---------- Dataset

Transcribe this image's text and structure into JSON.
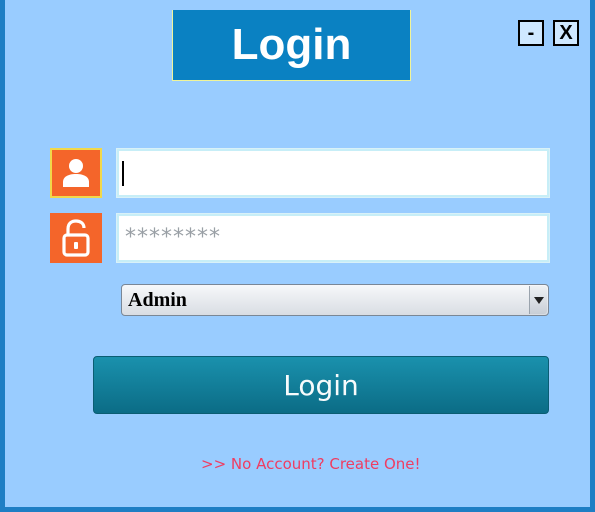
{
  "window": {
    "title": "Login",
    "minimize_label": "-",
    "close_label": "X"
  },
  "form": {
    "username": {
      "value": "",
      "icon": "user-icon"
    },
    "password": {
      "masked_value": "********",
      "icon": "lock-icon"
    },
    "role": {
      "selected": "Admin"
    },
    "login_button_label": "Login",
    "create_account_link": ">> No Account? Create One!"
  },
  "colors": {
    "background": "#99ccff",
    "title_bg": "#0a81c2",
    "icon_bg": "#f4652a",
    "button_bg": "#0f7d98",
    "link": "#ef3d62"
  }
}
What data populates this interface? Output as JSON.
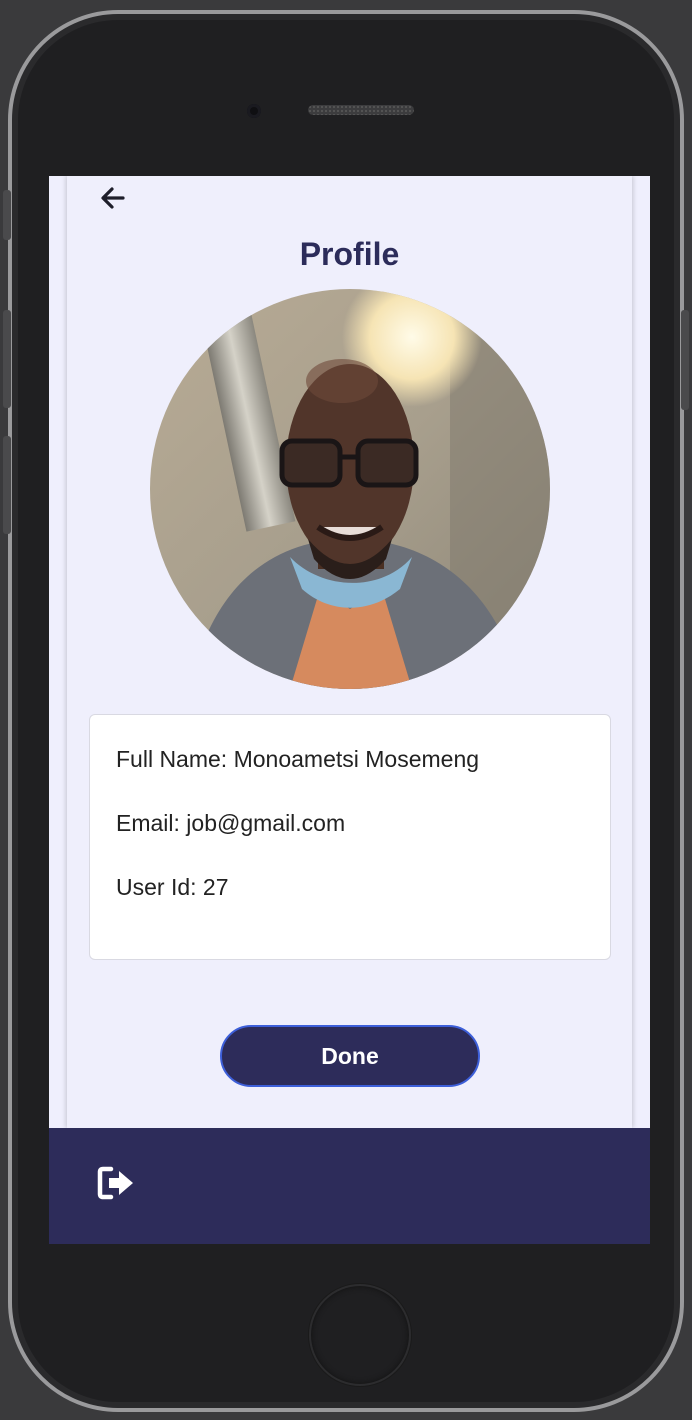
{
  "header": {
    "back_icon": "arrow-left-icon",
    "title": "Profile"
  },
  "profile": {
    "avatar": "profile-photo",
    "full_name_line": "Full Name: Monoametsi Mosemeng",
    "email_line": "Email: job@gmail.com",
    "user_id_line": "User Id: 27"
  },
  "actions": {
    "done_label": "Done"
  },
  "bottom_bar": {
    "logout_icon": "sign-out-icon"
  },
  "colors": {
    "primary": "#2d2c5a",
    "background": "#efeffc",
    "card": "#ffffff",
    "button_border": "#3d5fd9"
  }
}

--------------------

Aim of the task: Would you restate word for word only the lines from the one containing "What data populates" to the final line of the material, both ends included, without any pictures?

Reply:
What data populates this interface? Output as JSON.
{
  "header": {
    "back_icon": "arrow-left-icon",
    "title": "Profile"
  },
  "profile": {
    "avatar": "profile-photo",
    "full_name_line": "Full Name: Monoametsi Mosemeng",
    "email_line": "Email: job@gmail.com",
    "user_id_line": "User Id: 27"
  },
  "actions": {
    "done_label": "Done"
  },
  "bottom_bar": {
    "logout_icon": "sign-out-icon"
  },
  "colors": {
    "primary": "#2d2c5a",
    "background": "#efeffc",
    "card": "#ffffff",
    "button_border": "#3d5fd9"
  }
}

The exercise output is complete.